The playful, intelligent Japanese Chin Dog makes a wonderful little companion dog. They are sensitive and affectionate. They make a devoted family dog. Their name is somewhat misleading as they were developed in China, not Japan.
The Japanese Chin was developed in China. They were bred to be companions to the ladies of the Imperial Palace and they have always been lap dogs. The breed is centuries old. The dogs were not available for sale, they could only be given as gifts. At some point in time some of the dogs were given as gifts to foreigners and taken to Japan.
Commodore Perry brought the first Chins from Japan to England in 1853 and a pair was given to Queen Victoria. During and after WWI it was hard to bring Japanese Chin to the West. Natural disasters in Japan also hurt breeding in that country. However, breeders in Britain and Europe have continued to breed dogs of high quality and American breeders have relied on them to bring in new dogs.
The Japanese Chin Dog is a small, compact dog with an aristocratic look. They are elegant and stylish. They have a plumed tail that they carry over their backs. Their coat is profuse, silky, straight, and soft. It’s a single coat without an undercoat. It is black and white, red and white, or tri color. They have large, dark, lustrous eyes.
The Chin is between 8 and 11 inches tall at the withers. Dogs usually weigh between 3 and 9 pounds.

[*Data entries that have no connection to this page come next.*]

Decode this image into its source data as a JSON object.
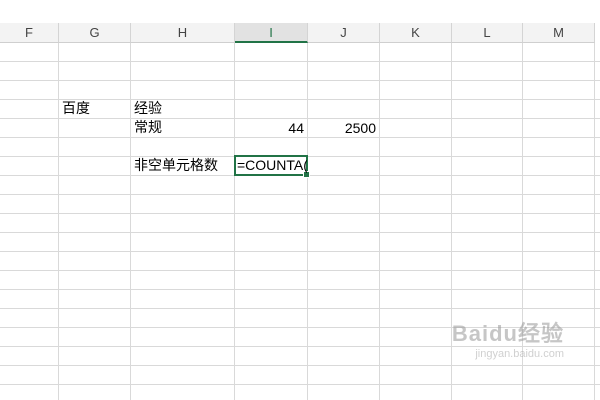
{
  "sheet": {
    "columns": [
      "F",
      "G",
      "H",
      "I",
      "J",
      "K",
      "L",
      "M"
    ],
    "active_column": "I",
    "cells": {
      "g_row4": "百度",
      "h_row4": "经验",
      "h_row5": "常规",
      "i_row5": "44",
      "j_row5": "2500",
      "h_row7": "非空单元格数"
    },
    "active_cell_value": "=COUNTA("
  },
  "watermark": {
    "brand": "Baidu经验",
    "url": "jingyan.baidu.com"
  }
}
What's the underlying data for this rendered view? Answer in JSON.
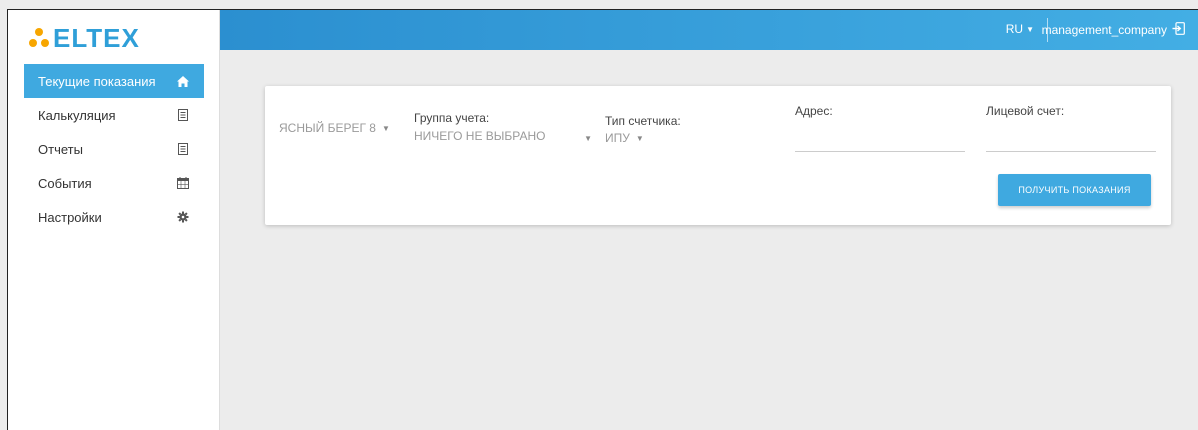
{
  "brand": {
    "logo_text": "ELTEX",
    "accent": "#3fa9e0"
  },
  "sidebar": {
    "items": [
      {
        "label": "Текущие показания",
        "icon": "home-icon",
        "active": true
      },
      {
        "label": "Калькуляция",
        "icon": "document-icon",
        "active": false
      },
      {
        "label": "Отчеты",
        "icon": "document-icon",
        "active": false
      },
      {
        "label": "События",
        "icon": "calendar-icon",
        "active": false
      },
      {
        "label": "Настройки",
        "icon": "gear-icon",
        "active": false
      }
    ]
  },
  "topbar": {
    "language": "RU",
    "username": "management_company",
    "logout_icon": "logout-icon"
  },
  "filters": {
    "complex": {
      "value": "ЯСНЫЙ БЕРЕГ 8"
    },
    "group": {
      "label": "Группа учета:",
      "value": "НИЧЕГО НЕ ВЫБРАНО"
    },
    "meter_type": {
      "label": "Тип счетчика:",
      "value": "ИПУ"
    },
    "address": {
      "label": "Адрес:",
      "value": ""
    },
    "account": {
      "label": "Лицевой счет:",
      "value": ""
    }
  },
  "actions": {
    "get_readings_label": "ПОЛУЧИТЬ ПОКАЗАНИЯ"
  }
}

The Japanese Chin is sensitive and intelligent. Their only purpose is to serve people as a companion dog. They are responsive and affectionate to their loved ones though they are usually reserved with strangers or in new situations.
Because Chins are so intelligent and agile, they are easy to train and they enjoy learning tricks. They are very playful, alert, and bright. They don’t require a lot of exercise but they do enjoy playing in a fenced yard.
Chins are very clean dogs and like to clean themselves. Some Chins like to climb and they tend to be more independent than some other breeds. Most Japanese Chins are very quiet.
With their long coat they need to be brushed a couple of times per week. Clean their ears regularly to avoid ear infections. Brush their teeth regularly and trim their nails.
The Japanese Chin is a brachycephalic (short-nosed) breed so you need to take special care of them in hot weather and make sure that they don’t over-exert themselves.
Luxating patellas and heart murmurs can be problems in the breed. Because the breed has such prominent eyes, they sometimes have corneal scratches. Hypoglycemia can be a concern with Chin puppies.
The Japanese Chin is a beautiful, playful, intelligent little dog who is happy to be a loving companion. If you are looking for a good pet to keep you company, this dog can be a good choice.
Japanese Chin Dog